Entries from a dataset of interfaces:

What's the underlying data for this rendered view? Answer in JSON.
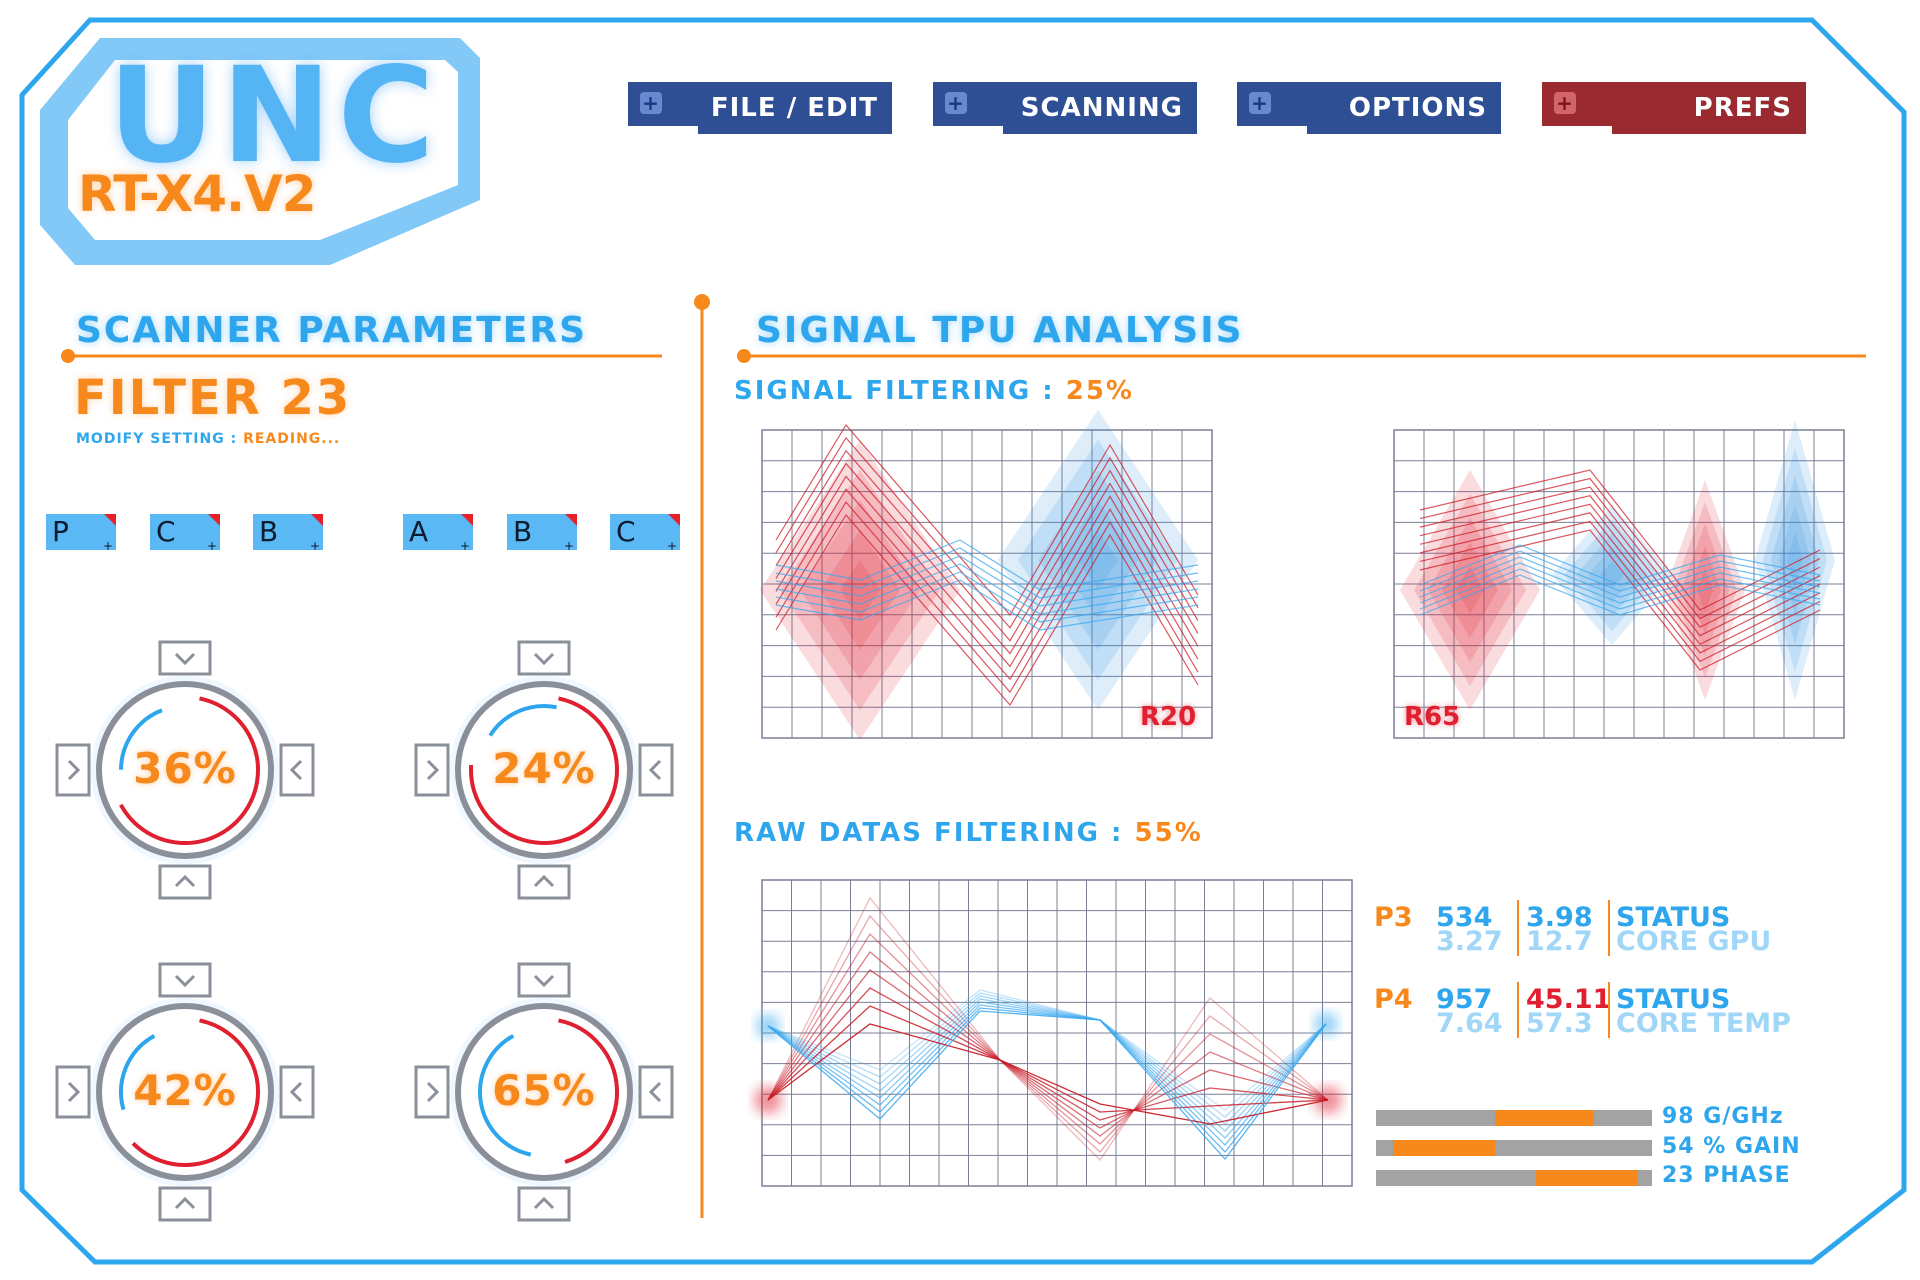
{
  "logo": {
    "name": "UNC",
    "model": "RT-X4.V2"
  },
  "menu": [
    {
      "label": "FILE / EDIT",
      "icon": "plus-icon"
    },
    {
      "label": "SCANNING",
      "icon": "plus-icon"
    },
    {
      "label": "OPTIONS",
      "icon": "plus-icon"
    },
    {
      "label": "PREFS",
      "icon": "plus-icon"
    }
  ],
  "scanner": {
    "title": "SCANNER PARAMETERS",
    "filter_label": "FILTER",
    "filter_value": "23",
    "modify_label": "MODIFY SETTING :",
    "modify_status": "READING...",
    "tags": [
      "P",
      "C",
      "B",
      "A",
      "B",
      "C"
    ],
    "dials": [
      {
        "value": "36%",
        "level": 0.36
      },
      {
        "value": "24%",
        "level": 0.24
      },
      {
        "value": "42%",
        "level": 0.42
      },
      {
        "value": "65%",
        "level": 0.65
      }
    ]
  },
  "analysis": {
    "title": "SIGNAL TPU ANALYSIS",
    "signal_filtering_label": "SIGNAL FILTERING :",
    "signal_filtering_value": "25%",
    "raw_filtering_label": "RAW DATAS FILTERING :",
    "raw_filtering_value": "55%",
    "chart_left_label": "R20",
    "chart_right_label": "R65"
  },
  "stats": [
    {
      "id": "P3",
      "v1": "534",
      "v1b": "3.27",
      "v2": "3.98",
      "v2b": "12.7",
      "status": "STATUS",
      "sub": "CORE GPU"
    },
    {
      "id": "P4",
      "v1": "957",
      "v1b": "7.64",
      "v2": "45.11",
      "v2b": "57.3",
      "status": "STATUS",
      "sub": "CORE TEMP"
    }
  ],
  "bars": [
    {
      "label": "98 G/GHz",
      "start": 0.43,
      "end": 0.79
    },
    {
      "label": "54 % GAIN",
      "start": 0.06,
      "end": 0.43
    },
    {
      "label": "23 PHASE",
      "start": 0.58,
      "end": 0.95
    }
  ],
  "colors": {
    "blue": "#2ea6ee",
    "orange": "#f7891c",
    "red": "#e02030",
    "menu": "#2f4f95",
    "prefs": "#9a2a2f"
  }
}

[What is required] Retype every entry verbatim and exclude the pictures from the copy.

[Exercise output]
What's the underlying data for this rendered view? Answer in JSON.
{
  "logo": {
    "name": "UNC",
    "model": "RT-X4.V2"
  },
  "menu": [
    {
      "label": "FILE / EDIT",
      "icon": "plus-icon"
    },
    {
      "label": "SCANNING",
      "icon": "plus-icon"
    },
    {
      "label": "OPTIONS",
      "icon": "plus-icon"
    },
    {
      "label": "PREFS",
      "icon": "plus-icon"
    }
  ],
  "scanner": {
    "title": "SCANNER PARAMETERS",
    "filter_label": "FILTER",
    "filter_value": "23",
    "modify_label": "MODIFY SETTING :",
    "modify_status": "READING...",
    "tags": [
      "P",
      "C",
      "B",
      "A",
      "B",
      "C"
    ],
    "dials": [
      {
        "value": "36%",
        "level": 0.36
      },
      {
        "value": "24%",
        "level": 0.24
      },
      {
        "value": "42%",
        "level": 0.42
      },
      {
        "value": "65%",
        "level": 0.65
      }
    ]
  },
  "analysis": {
    "title": "SIGNAL TPU ANALYSIS",
    "signal_filtering_label": "SIGNAL FILTERING :",
    "signal_filtering_value": "25%",
    "raw_filtering_label": "RAW DATAS FILTERING :",
    "raw_filtering_value": "55%",
    "chart_left_label": "R20",
    "chart_right_label": "R65"
  },
  "stats": [
    {
      "id": "P3",
      "v1": "534",
      "v1b": "3.27",
      "v2": "3.98",
      "v2b": "12.7",
      "status": "STATUS",
      "sub": "CORE GPU"
    },
    {
      "id": "P4",
      "v1": "957",
      "v1b": "7.64",
      "v2": "45.11",
      "v2b": "57.3",
      "status": "STATUS",
      "sub": "CORE TEMP"
    }
  ],
  "bars": [
    {
      "label": "98 G/GHz",
      "start": 0.43,
      "end": 0.79
    },
    {
      "label": "54 % GAIN",
      "start": 0.06,
      "end": 0.43
    },
    {
      "label": "23 PHASE",
      "start": 0.58,
      "end": 0.95
    }
  ],
  "colors": {
    "blue": "#2ea6ee",
    "orange": "#f7891c",
    "red": "#e02030",
    "menu": "#2f4f95",
    "prefs": "#9a2a2f"
  }
}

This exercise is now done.